From beginning to end, Magisches Island is a memorable feast for the eyes, engaging the viewer with astonishingly beautiful imagery of this volcanic island--including a delightful array of flora and fauna. A true master of communicating science through his exquisite art, director Jan Haft draws us deep into this magical place, ultimately enticing us to understand and care even more about the natural world.

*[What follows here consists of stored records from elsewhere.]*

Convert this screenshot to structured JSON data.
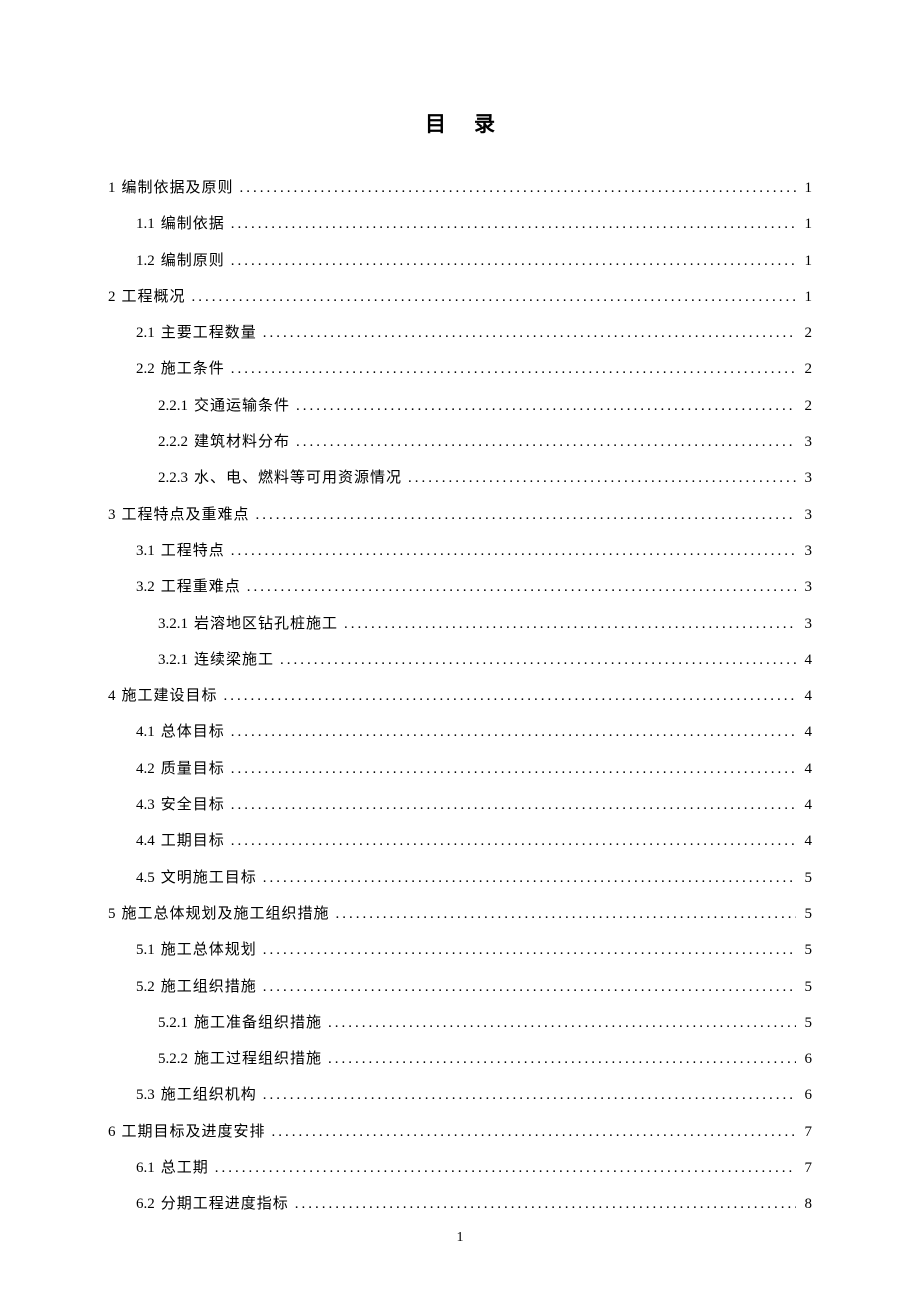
{
  "title": "目录",
  "footer_page": "1",
  "toc": [
    {
      "level": 1,
      "num": "1",
      "label": "编制依据及原则",
      "page": "1"
    },
    {
      "level": 2,
      "num": "1.1",
      "label": "编制依据",
      "page": "1"
    },
    {
      "level": 2,
      "num": "1.2",
      "label": "编制原则",
      "page": "1"
    },
    {
      "level": 1,
      "num": "2",
      "label": "工程概况",
      "page": "1"
    },
    {
      "level": 2,
      "num": "2.1",
      "label": "主要工程数量",
      "page": "2"
    },
    {
      "level": 2,
      "num": "2.2",
      "label": "施工条件",
      "page": "2"
    },
    {
      "level": 3,
      "num": "2.2.1",
      "label": "交通运输条件",
      "page": "2"
    },
    {
      "level": 3,
      "num": "2.2.2",
      "label": "建筑材料分布",
      "page": "3"
    },
    {
      "level": 3,
      "num": "2.2.3",
      "label": "水、电、燃料等可用资源情况",
      "page": "3"
    },
    {
      "level": 1,
      "num": "3",
      "label": "工程特点及重难点",
      "page": "3"
    },
    {
      "level": 2,
      "num": "3.1",
      "label": "工程特点",
      "page": "3"
    },
    {
      "level": 2,
      "num": "3.2",
      "label": "工程重难点",
      "page": "3"
    },
    {
      "level": 3,
      "num": "3.2.1",
      "label": "岩溶地区钻孔桩施工",
      "page": "3"
    },
    {
      "level": 3,
      "num": "3.2.1",
      "label": "连续梁施工",
      "page": "4"
    },
    {
      "level": 1,
      "num": "4",
      "label": "施工建设目标",
      "page": "4"
    },
    {
      "level": 2,
      "num": "4.1",
      "label": "总体目标",
      "page": "4"
    },
    {
      "level": 2,
      "num": "4.2",
      "label": "质量目标",
      "page": "4"
    },
    {
      "level": 2,
      "num": "4.3",
      "label": "安全目标",
      "page": "4"
    },
    {
      "level": 2,
      "num": "4.4",
      "label": "工期目标",
      "page": "4"
    },
    {
      "level": 2,
      "num": "4.5",
      "label": "文明施工目标",
      "page": "5"
    },
    {
      "level": 1,
      "num": "5",
      "label": "施工总体规划及施工组织措施",
      "page": "5"
    },
    {
      "level": 2,
      "num": "5.1",
      "label": "施工总体规划",
      "page": "5"
    },
    {
      "level": 2,
      "num": "5.2",
      "label": "施工组织措施",
      "page": "5"
    },
    {
      "level": 3,
      "num": "5.2.1",
      "label": "施工准备组织措施",
      "page": "5"
    },
    {
      "level": 3,
      "num": "5.2.2",
      "label": "施工过程组织措施",
      "page": "6"
    },
    {
      "level": 2,
      "num": "5.3",
      "label": "施工组织机构",
      "page": "6"
    },
    {
      "level": 1,
      "num": "6",
      "label": "工期目标及进度安排",
      "page": "7"
    },
    {
      "level": 2,
      "num": "6.1",
      "label": "总工期",
      "page": "7"
    },
    {
      "level": 2,
      "num": "6.2",
      "label": "分期工程进度指标",
      "page": "8"
    }
  ]
}
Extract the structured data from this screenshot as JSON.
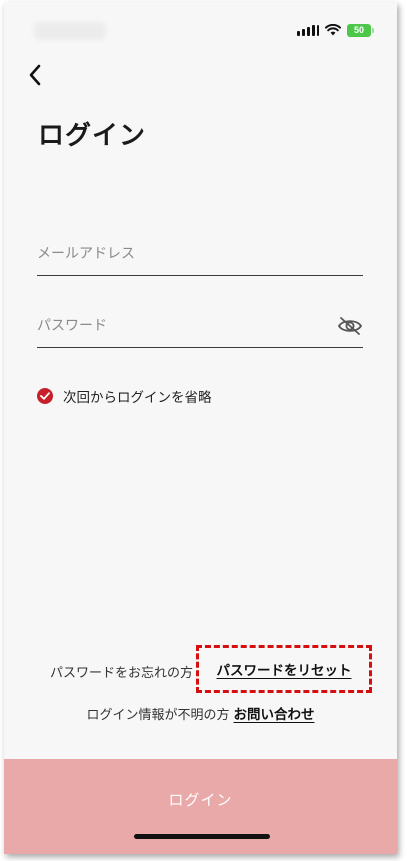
{
  "status_bar": {
    "battery_level": "50",
    "icons": [
      "signal-icon",
      "wifi-icon",
      "battery-icon"
    ]
  },
  "header": {
    "back_icon": "chevron-left-icon",
    "title": "ログイン"
  },
  "form": {
    "email": {
      "placeholder": "メールアドレス",
      "value": ""
    },
    "password": {
      "placeholder": "パスワード",
      "value": "",
      "toggle_icon": "eye-off-icon"
    },
    "remember": {
      "label": "次回からログインを省略",
      "checked": true
    }
  },
  "help": {
    "forgot_prefix": "パスワードをお忘れの方",
    "reset_link": "パスワードをリセット",
    "unknown_prefix": "ログイン情報が不明の方",
    "contact_link": "お問い合わせ"
  },
  "login_button": {
    "label": "ログイン"
  },
  "colors": {
    "accent": "#c8202a",
    "button_bg": "#eaa9a9",
    "highlight": "#d50f0f",
    "battery": "#4cc74a"
  }
}
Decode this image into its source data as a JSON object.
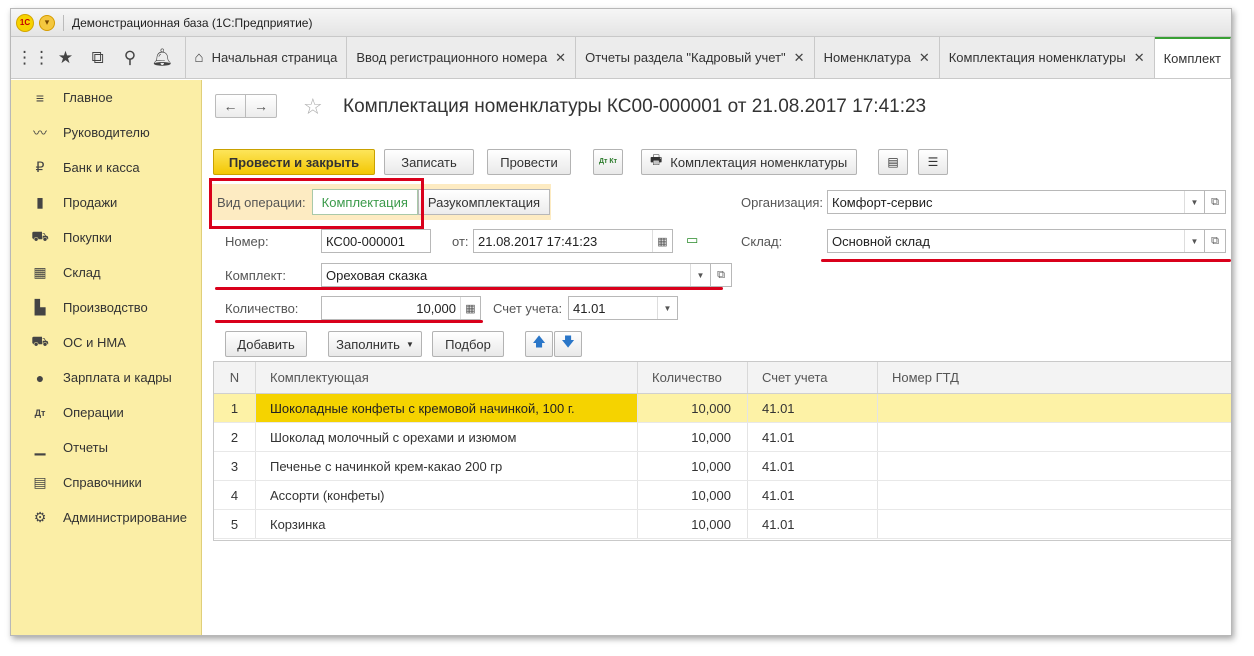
{
  "window": {
    "title": "Демонстрационная база  (1С:Предприятие)",
    "logo_text": "1С"
  },
  "tabs": [
    {
      "label": "Начальная страница"
    },
    {
      "label": "Ввод регистрационного номера"
    },
    {
      "label": "Отчеты раздела \"Кадровый учет\""
    },
    {
      "label": "Номенклатура"
    },
    {
      "label": "Комплектация номенклатуры"
    },
    {
      "label": "Комплект"
    }
  ],
  "sidebar": {
    "items": [
      {
        "label": "Главное",
        "icon": "≡"
      },
      {
        "label": "Руководителю",
        "icon": "〰"
      },
      {
        "label": "Банк и касса",
        "icon": "₽"
      },
      {
        "label": "Продажи",
        "icon": "▮"
      },
      {
        "label": "Покупки",
        "icon": "⛟"
      },
      {
        "label": "Склад",
        "icon": "▦"
      },
      {
        "label": "Производство",
        "icon": "▙"
      },
      {
        "label": "ОС и НМА",
        "icon": "⛟"
      },
      {
        "label": "Зарплата и кадры",
        "icon": "●"
      },
      {
        "label": "Операции",
        "icon": "Дт"
      },
      {
        "label": "Отчеты",
        "icon": "▁"
      },
      {
        "label": "Справочники",
        "icon": "▤"
      },
      {
        "label": "Администрирование",
        "icon": "⚙"
      }
    ]
  },
  "doc": {
    "title": "Комплектация номенклатуры КС00-000001 от 21.08.2017 17:41:23",
    "toolbar": {
      "post_close": "Провести и закрыть",
      "save": "Записать",
      "post": "Провести",
      "dtkt": "Дт Кт",
      "print": "Комплектация номенклатуры"
    },
    "operation_label": "Вид операции:",
    "operation_options": [
      "Комплектация",
      "Разукомплектация"
    ],
    "org_label": "Организация:",
    "org_value": "Комфорт-сервис",
    "number_label": "Номер:",
    "number_value": "КС00-000001",
    "date_label": "от:",
    "date_value": "21.08.2017 17:41:23",
    "warehouse_label": "Склад:",
    "warehouse_value": "Основной склад",
    "kit_label": "Комплект:",
    "kit_value": "Ореховая сказка",
    "qty_label": "Количество:",
    "qty_value": "10,000",
    "account_label": "Счет учета:",
    "account_value": "41.01",
    "table_toolbar": {
      "add": "Добавить",
      "fill": "Заполнить",
      "select": "Подбор"
    },
    "table": {
      "columns": [
        "N",
        "Комплектующая",
        "Количество",
        "Счет учета",
        "Номер ГТД"
      ],
      "rows": [
        {
          "n": "1",
          "name": "Шоколадные конфеты с кремовой начинкой, 100 г.",
          "qty": "10,000",
          "acc": "41.01",
          "gtd": ""
        },
        {
          "n": "2",
          "name": "Шоколад молочный с орехами и изюмом",
          "qty": "10,000",
          "acc": "41.01",
          "gtd": ""
        },
        {
          "n": "3",
          "name": "Печенье с начинкой крем-какао 200 гр",
          "qty": "10,000",
          "acc": "41.01",
          "gtd": ""
        },
        {
          "n": "4",
          "name": "Ассорти (конфеты)",
          "qty": "10,000",
          "acc": "41.01",
          "gtd": ""
        },
        {
          "n": "5",
          "name": "Корзинка",
          "qty": "10,000",
          "acc": "41.01",
          "gtd": ""
        }
      ]
    }
  },
  "colors": {
    "accent_yellow": "#f3c703",
    "sidebar_bg": "#fbeea6",
    "highlight_red": "#d9001b",
    "active_tab_green": "#3aa035"
  }
}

The coast of Iceland is 5,000 km long. The harsh Nordic nature has been shaped by volcanoes, above or under water, because this island is located on the Mid-Atlantic Ridge, and therefore on the contact zone between two tectonic plates. Tectonic gaps are sometimes filled with coloured water, sometimes with crystal-clear water. Lakes are cold because of the glacier’s water, or boiling hot because of the volcano’s activity. Rivers change their flow direction, sometimes they are salty, sometimes they are fresh water. With Iceland’s inland waters everything seems upside down. However, also in the sea around the island there are many stupendous things to explore.